For an in depth analysis of lupus, men, and the hormone connection by Dr. Robert LaHita, click here.
Because of the highly suspected hormone connection between women and SLE, females should be well informed about hormonal contraceptive use and hormone replacement therapy. Some doctors are apprehensive to prescribe oral contraceptives to lupus patients due to the possible risk of triggering a lupus flare. However, a recent study discovered that women who suffer from mild lupus, are generally safe taking it and if it is a lower estrogen dose. Those individuals with an increased risk of blood clots, who have antiphospholipid syndrome, renal lupus, or those with severe lupus should have a serious conversation about what the best form of birth control or hormone therapy is most safe. Progestin only oral contraceptives, Depo-Provera (a progestin that is injected through the muscle), and estrogen free Intrauterine Devices like Mirena, ParaGard and Skyla, are highly effective forms of birth control. It is important to have an open and honest talk with your rheumatologist and OB GYN before starting any oral hormone therapy, so that you can optimize your well-being and find the right contractive for you.
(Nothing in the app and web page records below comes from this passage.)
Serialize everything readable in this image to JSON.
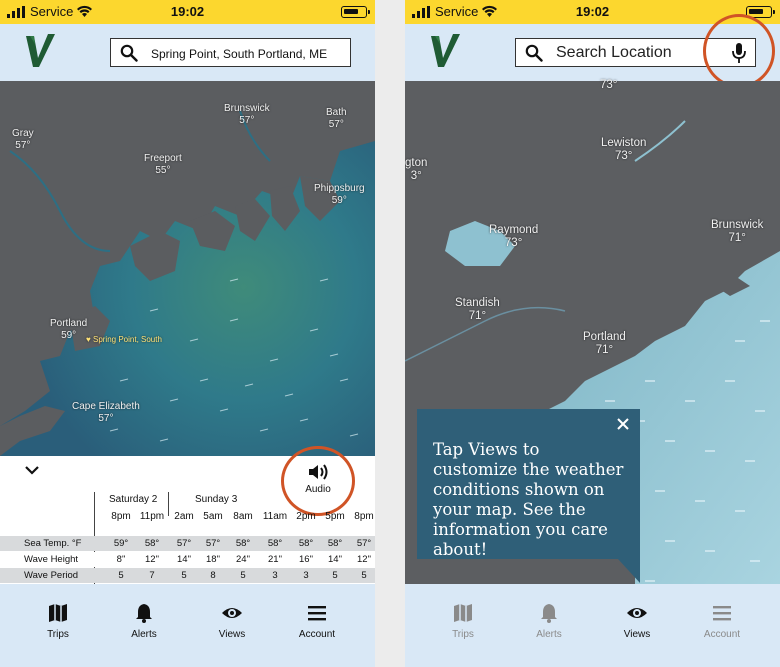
{
  "status_bar": {
    "carrier": "Service",
    "time": "19:02"
  },
  "left": {
    "search_value": "Spring Point, South Portland, ME",
    "map_labels": [
      {
        "name": "Brunswick",
        "temp": "57°"
      },
      {
        "name": "Bath",
        "temp": "57°"
      },
      {
        "name": "Gray",
        "temp": "57°"
      },
      {
        "name": "Freeport",
        "temp": "55°"
      },
      {
        "name": "Phippsburg",
        "temp": "59°"
      },
      {
        "name": "Portland",
        "temp": "59°"
      },
      {
        "name": "Cape Elizabeth",
        "temp": "57°"
      }
    ],
    "poi_label": "Spring Point, South",
    "audio_label": "Audio",
    "forecast": {
      "days": [
        "Saturday 2",
        "Sunday 3"
      ],
      "times": [
        "8pm",
        "11pm",
        "2am",
        "5am",
        "8am",
        "11am",
        "2pm",
        "5pm",
        "8pm"
      ],
      "rows": [
        {
          "label": "Sea Temp. °F",
          "values": [
            "59°",
            "58°",
            "57°",
            "57°",
            "58°",
            "58°",
            "58°",
            "58°",
            "57°"
          ]
        },
        {
          "label": "Wave Height",
          "values": [
            "8\"",
            "12\"",
            "14\"",
            "18\"",
            "24\"",
            "21\"",
            "16\"",
            "14\"",
            "12\""
          ]
        },
        {
          "label": "Wave Period",
          "values": [
            "5",
            "7",
            "5",
            "8",
            "5",
            "3",
            "3",
            "5",
            "5"
          ]
        }
      ]
    }
  },
  "right": {
    "search_placeholder": "Search Location",
    "map_labels": [
      {
        "name": "",
        "temp": "73°"
      },
      {
        "name": "Lewiston",
        "temp": "73°"
      },
      {
        "name": "gton",
        "temp": "3°"
      },
      {
        "name": "Brunswick",
        "temp": "71°"
      },
      {
        "name": "Raymond",
        "temp": "73°"
      },
      {
        "name": "Standish",
        "temp": "71°"
      },
      {
        "name": "Portland",
        "temp": "71°"
      }
    ],
    "tooltip_text": "Tap Views to customize the weather conditions shown on your map. See the information you care about!"
  },
  "tabs": [
    {
      "label": "Trips",
      "icon": "map-icon"
    },
    {
      "label": "Alerts",
      "icon": "bell-icon"
    },
    {
      "label": "Views",
      "icon": "eye-icon"
    },
    {
      "label": "Account",
      "icon": "menu-icon"
    }
  ],
  "colors": {
    "status_bar": "#fcd72e",
    "header": "#d9e8f6",
    "highlight_ring": "#d05426",
    "tooltip": "#2f5f78",
    "logo": "#1f5b34"
  }
}
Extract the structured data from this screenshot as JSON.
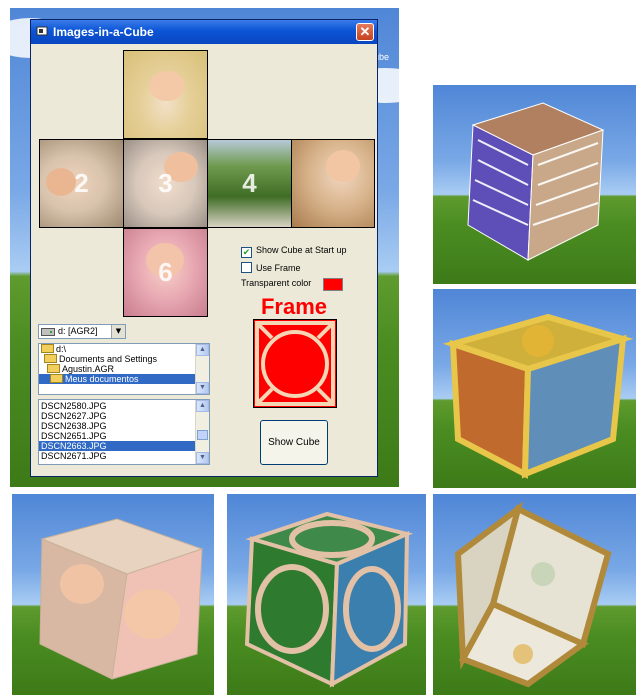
{
  "window": {
    "title": "Images-in-a-Cube",
    "close_glyph": "✕",
    "behind_text": "ube"
  },
  "faces": [
    {
      "id": "face-1",
      "number": ""
    },
    {
      "id": "face-2",
      "number": "2"
    },
    {
      "id": "face-3",
      "number": "3"
    },
    {
      "id": "face-4",
      "number": "4"
    },
    {
      "id": "face-5",
      "number": ""
    },
    {
      "id": "face-6",
      "number": "6"
    }
  ],
  "options": {
    "show_cube_at_startup": {
      "label": "Show Cube at Start up",
      "checked": true
    },
    "use_frame": {
      "label": "Use Frame",
      "checked": false
    },
    "transparent_color_label": "Transparent color",
    "transparent_color": "#ff0000"
  },
  "frame_preview": {
    "title": "Frame",
    "color": "#ff0000"
  },
  "drive": {
    "value": "d: [AGR2]"
  },
  "folders": [
    {
      "label": "d:\\",
      "selected": false
    },
    {
      "label": "Documents and Settings",
      "selected": false
    },
    {
      "label": "Agustin.AGR",
      "selected": false
    },
    {
      "label": "Meus documentos",
      "selected": true
    }
  ],
  "files": [
    {
      "label": "DSCN2580.JPG",
      "selected": false
    },
    {
      "label": "DSCN2627.JPG",
      "selected": false
    },
    {
      "label": "DSCN2638.JPG",
      "selected": false
    },
    {
      "label": "DSCN2651.JPG",
      "selected": false
    },
    {
      "label": "DSCN2663.JPG",
      "selected": true
    },
    {
      "label": "DSCN2671.JPG",
      "selected": false
    }
  ],
  "buttons": {
    "show_cube": "Show Cube"
  },
  "colors": {
    "titlebar": "#0a45c0",
    "selection": "#316ac5",
    "frame_red": "#ff0000"
  }
}
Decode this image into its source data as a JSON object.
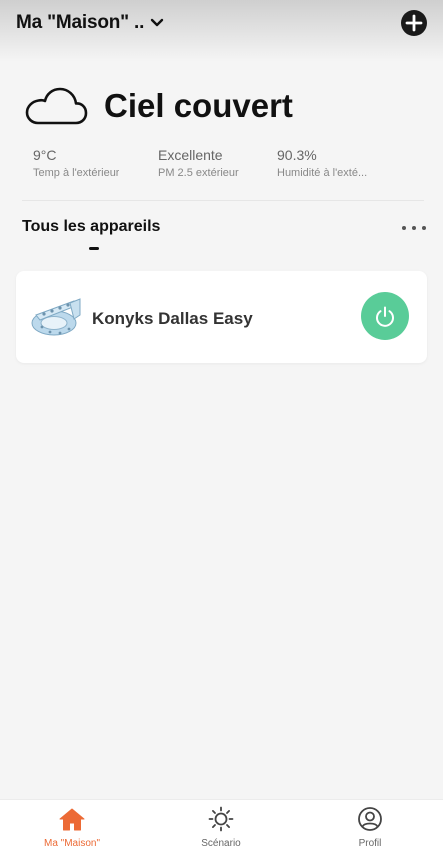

Also, it has been noted that women who take fertility hormones have been reported to develop lupus as well. Speaking with a fertility specialist about all your questions and concerns is not only appropriate, but highly beneficial before starting fertility treatments if you have lupus.
One out of five SLE women are postmenopausal, based on research by John Hopkins Arthritis Center and require hormonal replacement therapy. Due to the fact that generally, disease activity is more mild during peri- and postmenopausal periods, hormonal replacement therapy can, in this case, be of benefit. As with any treatment, the use of menopause hormonal therapy should coincide with treatment goals, and individual risks and benefits per person.
LUPUS AND PREGNANCY/POSTPARTUM
The rapid production of estrogen during a woman’s first trimester of pregnancy is associated with many symptoms: morning sickness, mental fuzziness and lightheadedness. It can also cause for some, lupus symptoms. Dr. Thomas, who wrote The Lupus Encyclopedia states that approximately 25% of women experience more disease activity due to the hormonal changes with pregnancy or soon after delivery. Thankfully, the sudden surge may also have the reverse effect on some patients and trick the body into thinking it is okay. Some patients actually experience a quinessence after the first trimester.
However, there has been data to suggest that lupus flares can appear soon after pregnancy or postpartum. This may be partly due to the sudden hormonal shift after birth. Many doctors administer a “stress dose” of corticosteroids to offset any rise in symptoms. The increased dose of steroids helps the body to cope with the additional physical stress your body experiences during labor.
For more information about lupus and pregnancy, click here.
We, at Kaleidoscope Fighting Lupus realize that this blog is merely scratching the surface regarding the influence of sex hormones on the immune system and lupus. We are excited about future research on this connection, and will keep you abreast on any further studies.
The Lupus Encyclopedia, Donald E. Thomas, Jr. M.D. FACP, FACR, Johns Hopkins University Press,2014 p. 48,49
*All images unless otherwise noted are property of and were created by Kaleidoscope Fighting Lupus. To use one of these images, please contact us at email@example.com for written permission; image credit and link-back must be given to Kaleidoscope Fighting Lupus. **All resources provided by us are for informational purposes only and should be used as a guide or for supplemental information, not to replace the advice of a medical professional. The personal views do not necessarily encompass the views of the organization, but the information has been vetted as a relevant resource. We encourage you to be your strongest advocate and always contact your medical provider with any specific questions or concerns.